▶ [Task description]
Copy out every line of the records where the string "screenshot" occurs.

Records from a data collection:
=-=-=

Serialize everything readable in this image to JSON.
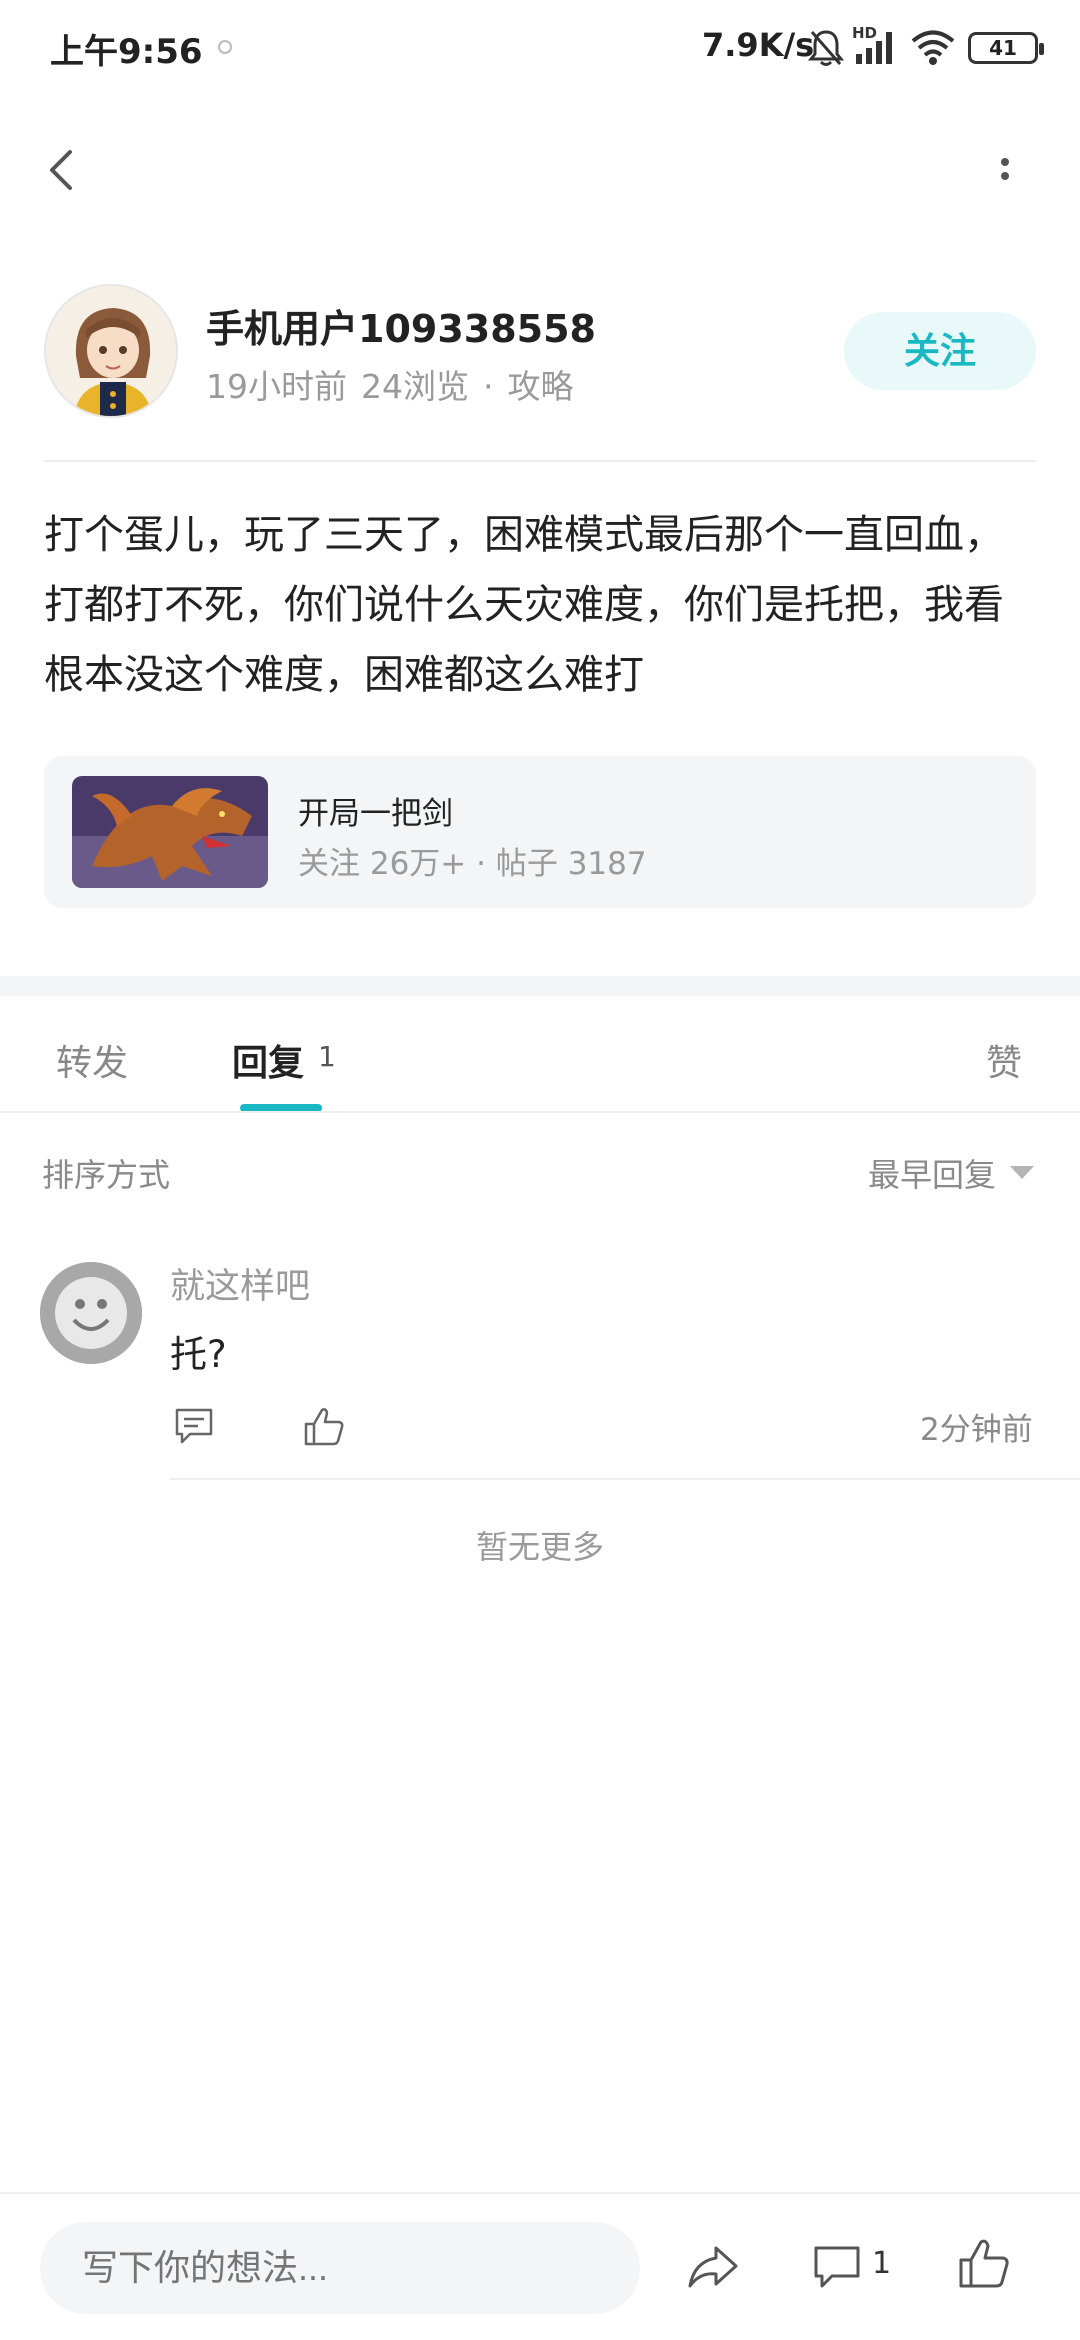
{
  "status_bar": {
    "time": "上午9:56",
    "network_speed": "7.9K/s",
    "hd_label": "HD",
    "battery": "41",
    "icons": [
      "silent-bell-icon",
      "signal-icon",
      "wifi-icon",
      "battery-icon"
    ]
  },
  "header": {
    "icons": [
      "back-arrow-icon",
      "more-vertical-icon"
    ]
  },
  "author": {
    "name": "手机用户109338558",
    "time_ago": "19小时前",
    "views": "24浏览",
    "separator": "·",
    "category": "攻略",
    "follow_label": "关注"
  },
  "post": {
    "body": "打个蛋儿，玩了三天了，困难模式最后那个一直回血，打都打不死，你们说什么天灾难度，你们是托把，我看根本没这个难度，困难都这么难打"
  },
  "forum": {
    "name": "开局一把剑",
    "stats": "关注 26万+ · 帖子 3187"
  },
  "tabs": {
    "forward": "转发",
    "reply": "回复",
    "reply_count": "1",
    "like": "赞",
    "accent": "#19b8c2"
  },
  "sort": {
    "label": "排序方式",
    "selected": "最早回复"
  },
  "comments": [
    {
      "user": "就这样吧",
      "text": "托?",
      "time": "2分钟前"
    }
  ],
  "no_more": "暂无更多",
  "bottom_bar": {
    "input_placeholder": "写下你的想法...",
    "comment_count": "1",
    "icons": [
      "share-icon",
      "comment-icon",
      "thumbs-up-icon"
    ]
  }
}
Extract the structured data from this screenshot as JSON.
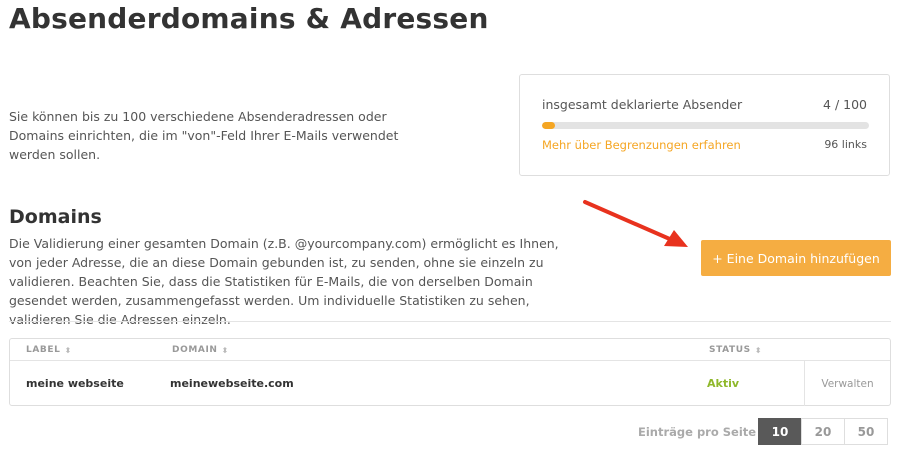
{
  "page": {
    "title": "Absenderdomains & Adressen",
    "intro": "Sie können bis zu 100 verschiedene Absenderadressen oder Domains einrichten, die im \"von\"-Feld Ihrer E-Mails verwendet werden sollen."
  },
  "quota": {
    "label": "insgesamt deklarierte Absender",
    "count": "4 / 100",
    "used": 4,
    "max": 100,
    "link": "Mehr über Begrenzungen erfahren",
    "remaining": "96 links"
  },
  "domains": {
    "heading": "Domains",
    "description": "Die Validierung einer gesamten Domain (z.B. @yourcompany.com) ermöglicht es Ihnen, von jeder Adresse, die an diese Domain gebunden ist, zu senden, ohne sie einzeln zu validieren. Beachten Sie, dass die Statistiken für E-Mails, die von derselben Domain gesendet werden, zusammengefasst werden. Um individuelle Statistiken zu sehen, validieren Sie die Adressen einzeln.",
    "add_button": "+ Eine Domain hinzufügen"
  },
  "table": {
    "columns": [
      "LABEL",
      "DOMAIN",
      "STATUS"
    ],
    "rows": [
      {
        "label": "meine webseite",
        "domain": "meinewebseite.com",
        "status": "Aktiv",
        "action": "Verwalten"
      }
    ]
  },
  "pagination": {
    "label": "Einträge pro Seite",
    "options": [
      "10",
      "20",
      "50"
    ],
    "selected": "10"
  },
  "colors": {
    "accent": "#f5a623",
    "button": "#f5ad42",
    "status_active": "#8fb82b",
    "arrow": "#e8321e"
  },
  "icons": {
    "sort": "sort-icon",
    "arrow": "red-arrow-icon"
  }
}
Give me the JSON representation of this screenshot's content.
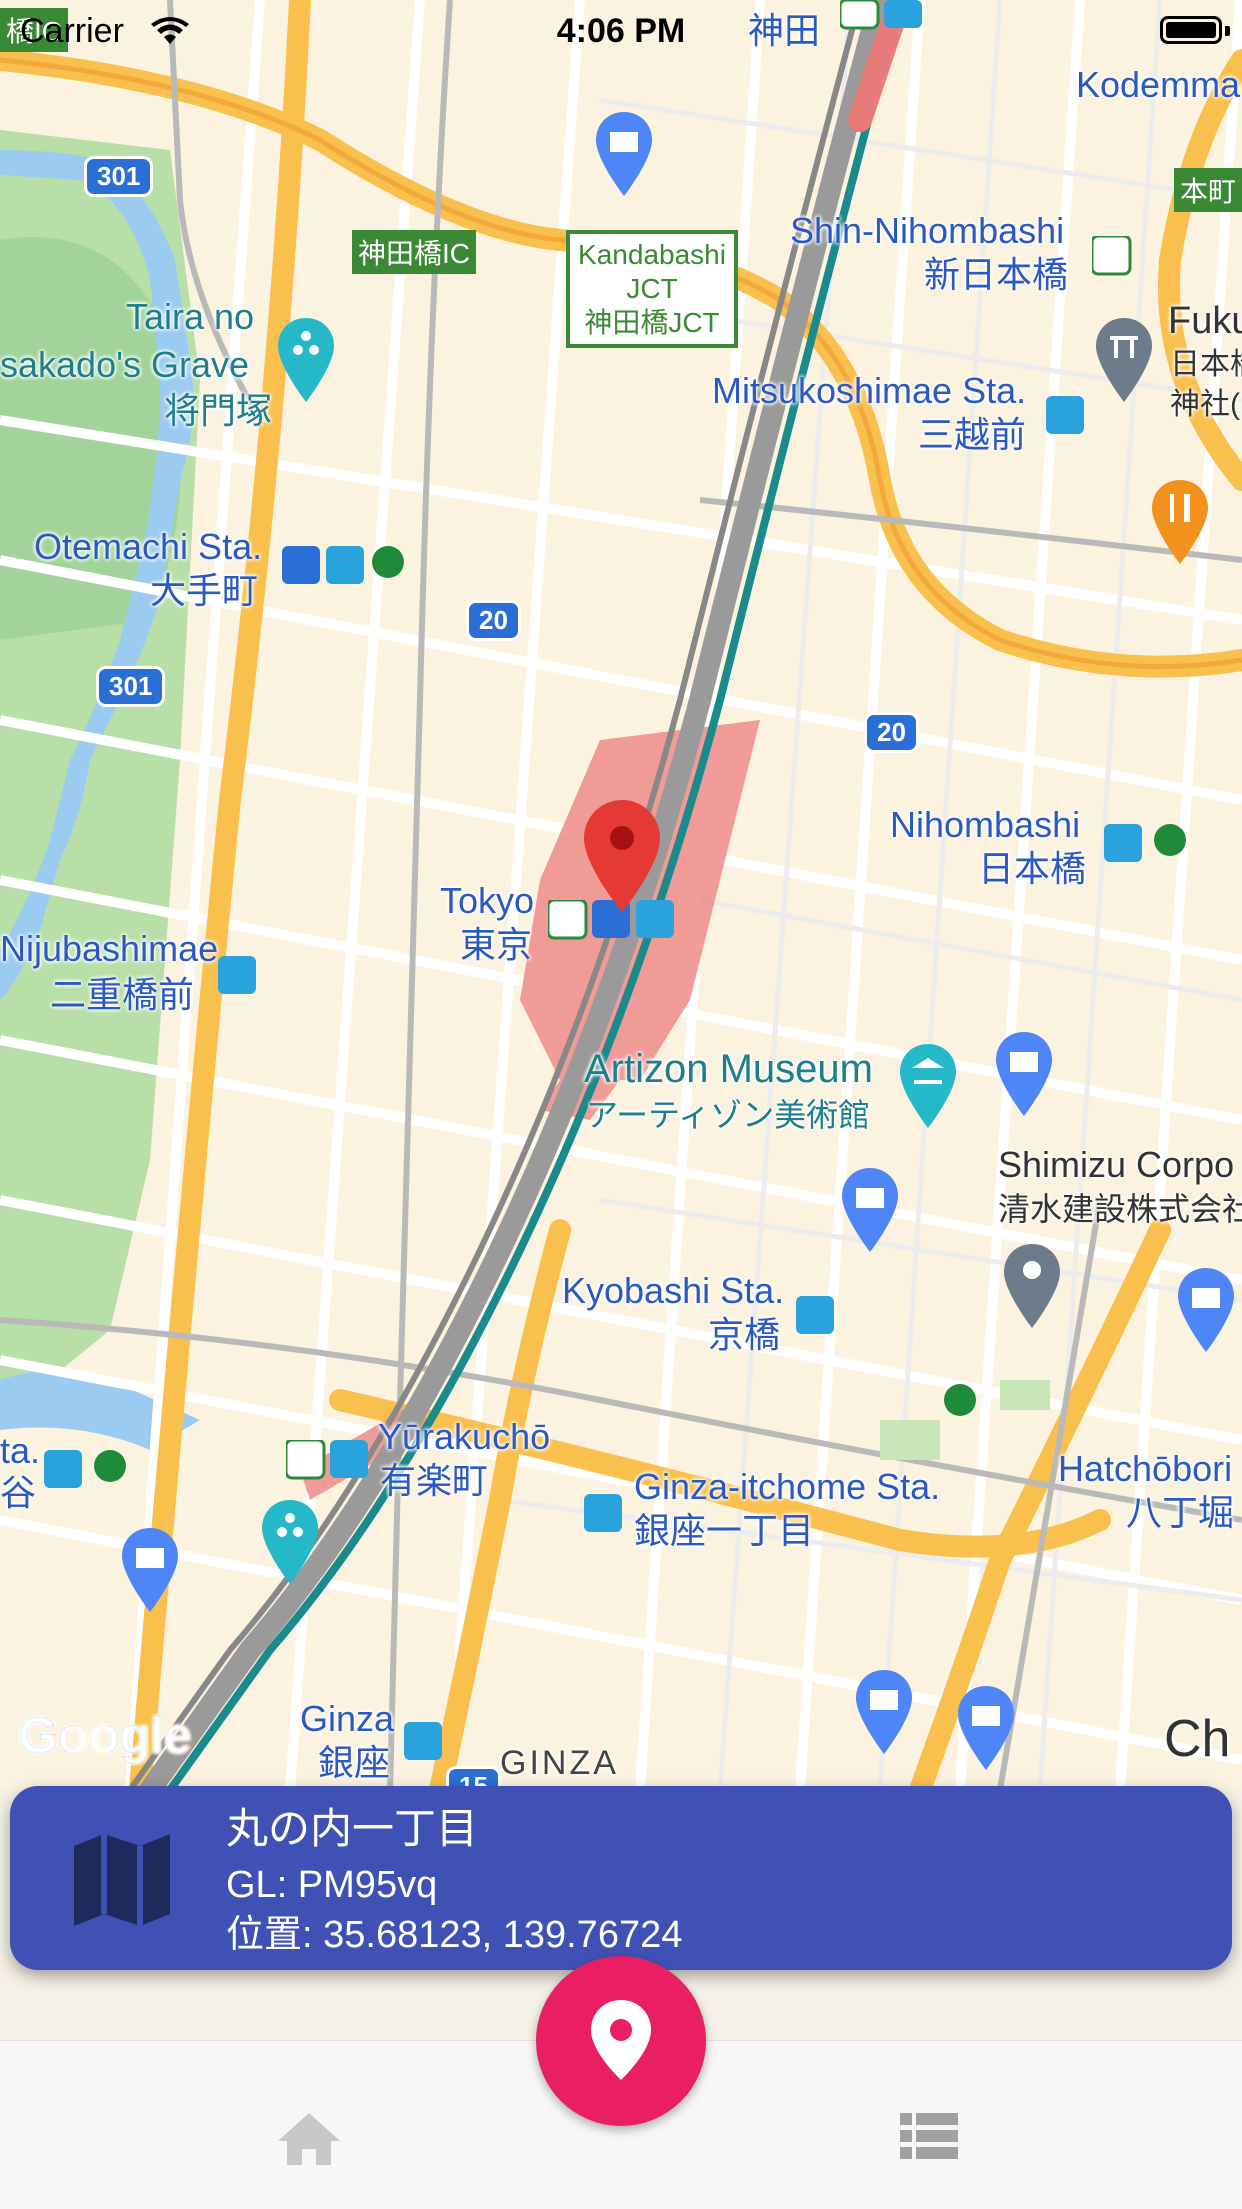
{
  "status_bar": {
    "carrier": "Carrier",
    "time": "4:06 PM"
  },
  "map": {
    "labels": {
      "kanda": "神田",
      "kodemma": "Kodemma",
      "honcho": "本町",
      "shin_nihombashi_en": "Shin-Nihombashi",
      "shin_nihombashi_jp": "新日本橋",
      "fuku_en": "Fuku",
      "fuku_jp1": "日本橋",
      "fuku_jp2": "神社(",
      "taira_en1": "Taira no",
      "taira_en2": "sakado's Grave",
      "taira_jp": "将門塚",
      "mitsukoshimae_en": "Mitsukoshimae Sta.",
      "mitsukoshimae_jp": "三越前",
      "otemachi_en": "Otemachi Sta.",
      "otemachi_jp": "大手町",
      "nihombashi_en": "Nihombashi",
      "nihombashi_jp": "日本橋",
      "tokyo_en": "Tokyo",
      "tokyo_jp": "東京",
      "nijubashimae_en": "Nijubashimae",
      "nijubashimae_jp": "二重橋前",
      "artizon_en": "Artizon Museum",
      "artizon_jp": "アーティゾン美術館",
      "shimizu_en": "Shimizu Corpo",
      "shimizu_jp": "清水建設株式会社",
      "kyobashi_en": "Kyobashi Sta.",
      "kyobashi_jp": "京橋",
      "yurakucho_en": "Yūrakuchō",
      "yurakucho_jp": "有楽町",
      "ginza_itchome_en": "Ginza-itchome Sta.",
      "ginza_itchome_jp": "銀座一丁目",
      "hatchobori_en": "Hatchōbori",
      "hatchobori_jp": "八丁堀",
      "ginza_en": "Ginza",
      "ginza_jp": "銀座",
      "ginza_caps": "GINZA",
      "ta": "ta.",
      "tani": "谷",
      "chu": "Ch",
      "kandabashi_ic": "神田橋IC",
      "ic_topleft": "橋IC",
      "jct_1": "Kandabashi",
      "jct_2": "JCT",
      "jct_3": "神田橋JCT",
      "route_301a": "301",
      "route_301b": "301",
      "route_20a": "20",
      "route_20b": "20",
      "route_15": "15"
    },
    "attribution": "Google"
  },
  "info_card": {
    "title": "丸の内一丁目",
    "gl": "GL:  PM95vq",
    "position": "位置: 35.68123, 139.76724",
    "icon": "map-icon"
  },
  "fab": {
    "icon": "location-pin-icon"
  },
  "tab_bar": {
    "home_icon": "home-icon",
    "list_icon": "list-icon"
  },
  "colors": {
    "card": "#3f51b5",
    "fab": "#e91e63",
    "map_pin": "#e53935",
    "water": "#9ccbf1",
    "park": "#a8d8a0",
    "highway": "#f9c04e"
  }
}
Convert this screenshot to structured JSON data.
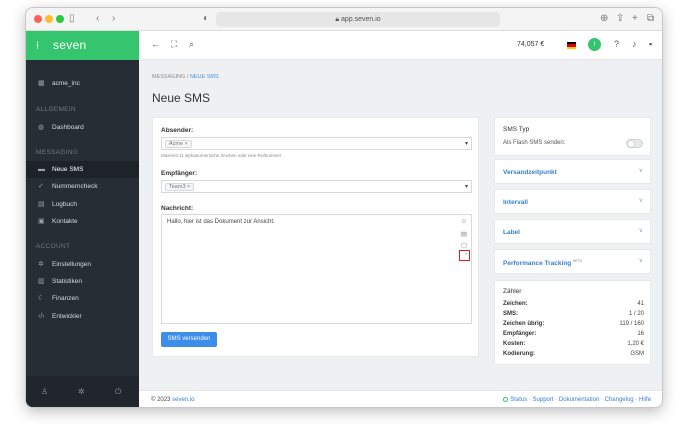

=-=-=

▶ [Answer below]
Extract the structured data from this screenshot as JSON.
Give me the JSON representation of this screenshot's content.
Convert this screenshot to structured JSON data.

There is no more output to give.